and trafficking in children also occur.
Women are discriminated against in terms of
inheritance law and they are underrepresented in public
life. Only one in ten government employees are women.
Only eleven of the 140 members of the National Assembly
are women. Although genital mutilation is prohibited, it
is performed on 40 percent of girls.
FACTS - SOCIAL CONDITIONS
85 per 1000 births (2018)
Percentage of HIV infected
3.6 percent (2018)
Proportion of HIV infected among young women
1.5 percent (2018)
Proportion of HIV infected among young men
1.0 percent (2018)
Proportion of population with access to clean
54.1 percent (2015)
Proportion of the population having access to
25.3 percent (2016)
Public expenditure on health care as a
percentage of GDP
4.8 percent (2015)
Public expenditure on health care per person
16 US dollars (2016)
Proportion of women in parliament
9 percent (2018)
United States dispatch adviser to combat LRA
The United States sends a few hundred military advisers to Uganda, to assist
Ugandan, Central African, Congolese and South Sudanese military in the pursuit
of the LRA (see also Uganda: Foreign Policy and Defense). Since 2008, according
to relief organizations, the LRA has killed at least 2,400 civilians and
kidnapped approximately 3,500 children in the Central African Republic, South
Sudan and Congo-Kinshasa.
CPJP announces ceasefire
The CPJP rebel group enters into a ceasefire agreement with the government to
start peace talks.
New government, including former rebel and opposition
Prime Minister Faustin Archange Touadéra forms a new government where most
ministers come from the National Kwa Na Kwa National Assembly. Representatives
from opposition parties also get seats in the government, and the former rebel
leaders from the AFRD and UFRD who entered the government in 2009 retain their
Ex-President Patassé dies
Former President Ange-Félix Patassé dies in Cameroon as a result of illness.

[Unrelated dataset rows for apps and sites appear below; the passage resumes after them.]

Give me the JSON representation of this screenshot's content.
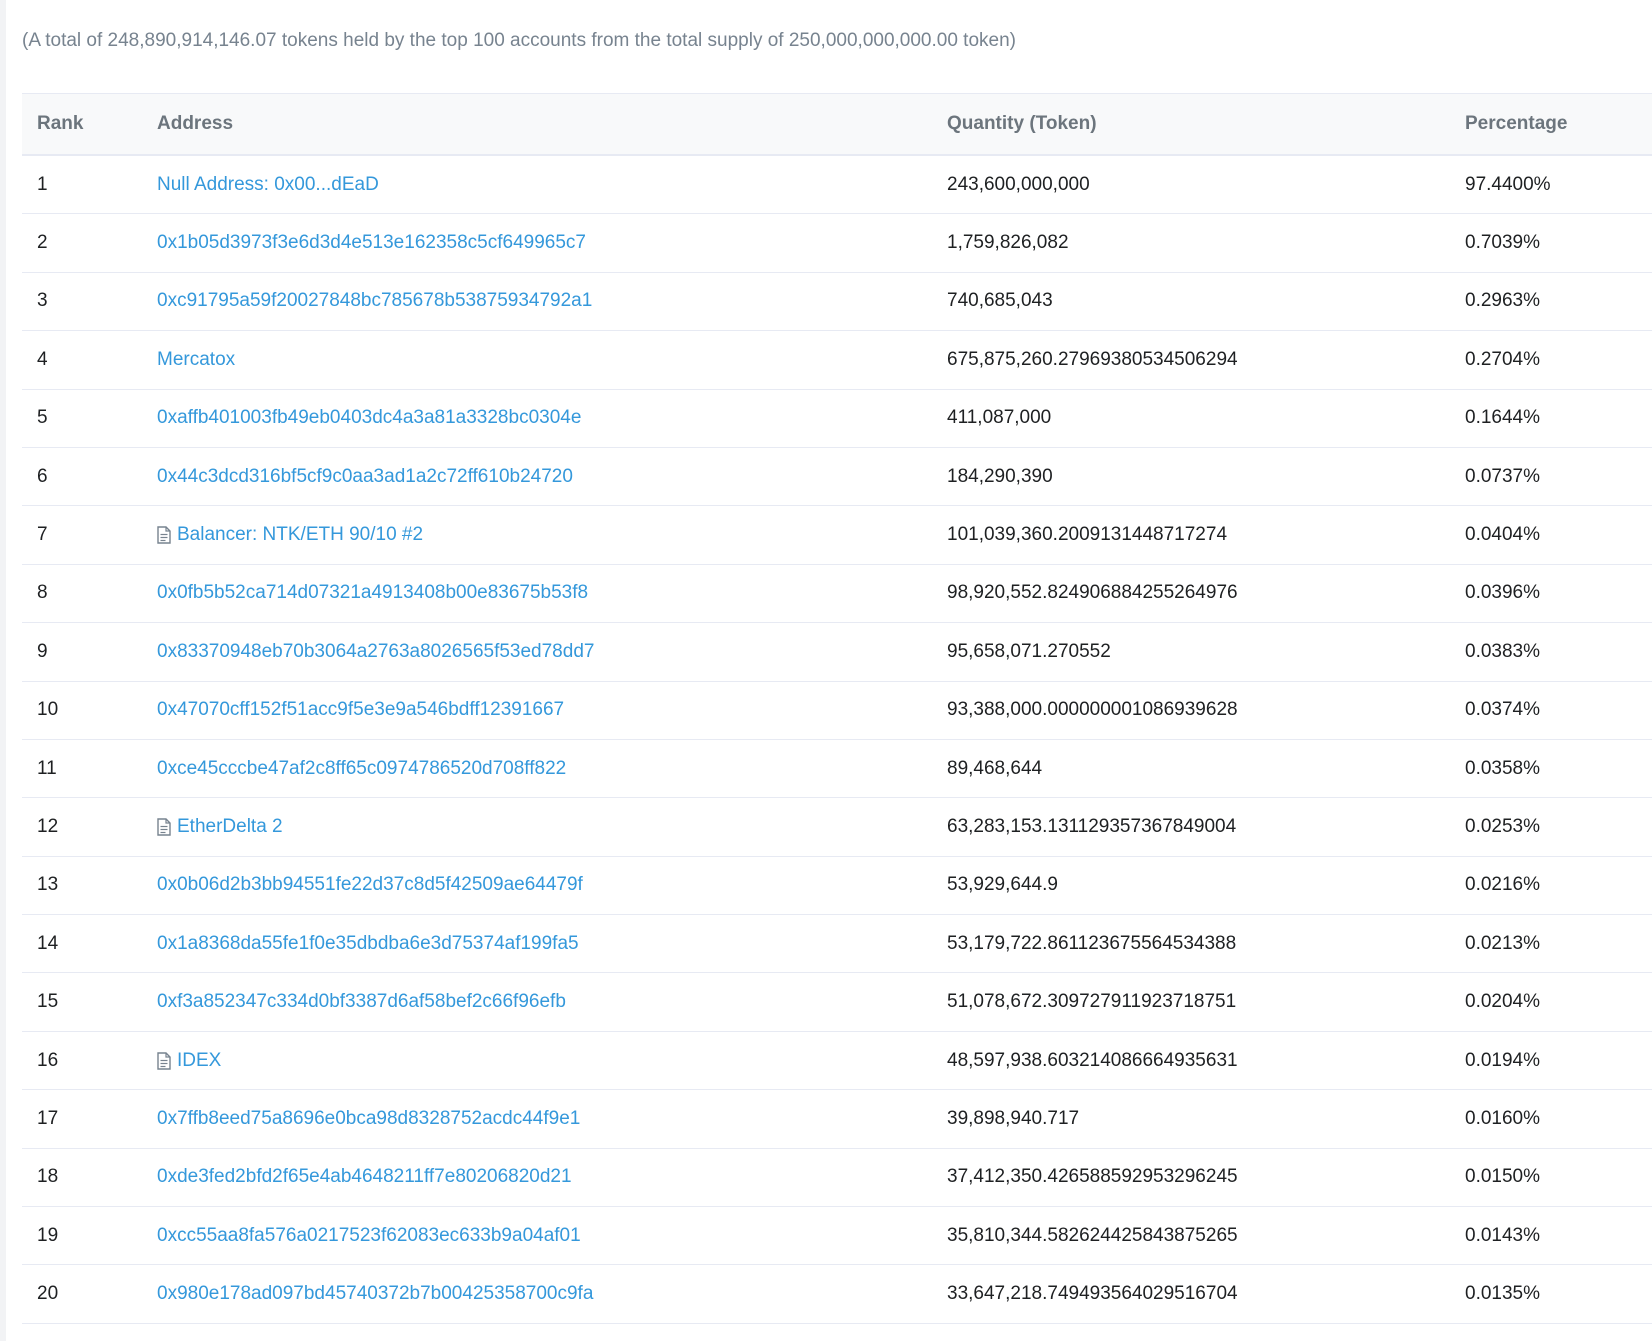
{
  "summary": "(A total of 248,890,914,146.07 tokens held by the top 100 accounts from the total supply of 250,000,000,000.00 token)",
  "colors": {
    "link": "#3498db",
    "header_text": "#6c757d",
    "summary_text": "#77838f",
    "border": "#e7eaf3"
  },
  "table": {
    "headers": {
      "rank": "Rank",
      "address": "Address",
      "quantity": "Quantity (Token)",
      "percentage": "Percentage"
    },
    "rows": [
      {
        "rank": "1",
        "address": "Null Address: 0x00...dEaD",
        "contract": false,
        "quantity": "243,600,000,000",
        "percentage": "97.4400%"
      },
      {
        "rank": "2",
        "address": "0x1b05d3973f3e6d3d4e513e162358c5cf649965c7",
        "contract": false,
        "quantity": "1,759,826,082",
        "percentage": "0.7039%"
      },
      {
        "rank": "3",
        "address": "0xc91795a59f20027848bc785678b53875934792a1",
        "contract": false,
        "quantity": "740,685,043",
        "percentage": "0.2963%"
      },
      {
        "rank": "4",
        "address": "Mercatox",
        "contract": false,
        "quantity": "675,875,260.27969380534506294",
        "percentage": "0.2704%"
      },
      {
        "rank": "5",
        "address": "0xaffb401003fb49eb0403dc4a3a81a3328bc0304e",
        "contract": false,
        "quantity": "411,087,000",
        "percentage": "0.1644%"
      },
      {
        "rank": "6",
        "address": "0x44c3dcd316bf5cf9c0aa3ad1a2c72ff610b24720",
        "contract": false,
        "quantity": "184,290,390",
        "percentage": "0.0737%"
      },
      {
        "rank": "7",
        "address": "Balancer: NTK/ETH 90/10 #2",
        "contract": true,
        "quantity": "101,039,360.2009131448717274",
        "percentage": "0.0404%"
      },
      {
        "rank": "8",
        "address": "0x0fb5b52ca714d07321a4913408b00e83675b53f8",
        "contract": false,
        "quantity": "98,920,552.824906884255264976",
        "percentage": "0.0396%"
      },
      {
        "rank": "9",
        "address": "0x83370948eb70b3064a2763a8026565f53ed78dd7",
        "contract": false,
        "quantity": "95,658,071.270552",
        "percentage": "0.0383%"
      },
      {
        "rank": "10",
        "address": "0x47070cff152f51acc9f5e3e9a546bdff12391667",
        "contract": false,
        "quantity": "93,388,000.000000001086939628",
        "percentage": "0.0374%"
      },
      {
        "rank": "11",
        "address": "0xce45cccbe47af2c8ff65c0974786520d708ff822",
        "contract": false,
        "quantity": "89,468,644",
        "percentage": "0.0358%"
      },
      {
        "rank": "12",
        "address": "EtherDelta 2",
        "contract": true,
        "quantity": "63,283,153.131129357367849004",
        "percentage": "0.0253%"
      },
      {
        "rank": "13",
        "address": "0x0b06d2b3bb94551fe22d37c8d5f42509ae64479f",
        "contract": false,
        "quantity": "53,929,644.9",
        "percentage": "0.0216%"
      },
      {
        "rank": "14",
        "address": "0x1a8368da55fe1f0e35dbdba6e3d75374af199fa5",
        "contract": false,
        "quantity": "53,179,722.861123675564534388",
        "percentage": "0.0213%"
      },
      {
        "rank": "15",
        "address": "0xf3a852347c334d0bf3387d6af58bef2c66f96efb",
        "contract": false,
        "quantity": "51,078,672.309727911923718751",
        "percentage": "0.0204%"
      },
      {
        "rank": "16",
        "address": "IDEX",
        "contract": true,
        "quantity": "48,597,938.603214086664935631",
        "percentage": "0.0194%"
      },
      {
        "rank": "17",
        "address": "0x7ffb8eed75a8696e0bca98d8328752acdc44f9e1",
        "contract": false,
        "quantity": "39,898,940.717",
        "percentage": "0.0160%"
      },
      {
        "rank": "18",
        "address": "0xde3fed2bfd2f65e4ab4648211ff7e80206820d21",
        "contract": false,
        "quantity": "37,412,350.426588592953296245",
        "percentage": "0.0150%"
      },
      {
        "rank": "19",
        "address": "0xcc55aa8fa576a0217523f62083ec633b9a04af01",
        "contract": false,
        "quantity": "35,810,344.582624425843875265",
        "percentage": "0.0143%"
      },
      {
        "rank": "20",
        "address": "0x980e178ad097bd45740372b7b00425358700c9fa",
        "contract": false,
        "quantity": "33,647,218.749493564029516704",
        "percentage": "0.0135%"
      }
    ]
  }
}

Kwa Na Kwa wins his own majority in parliament
The second round of parliamentary elections is held. The Bozizétrogna partial
alliance The national unification movement Kwa Na Kwa gets its own majority in
The Constitutional Court approves the choice
The Constitutional Court rejects the opposition's allegations of electoral
fraud and confirms the election result.
Bozizé wins the election. Accusations of cheating
Presidential and parliamentary elections are held. Bozizé wins the
presidential election already in the first round. The opposition accuses the
government of electoral fraud and gets support from international observers.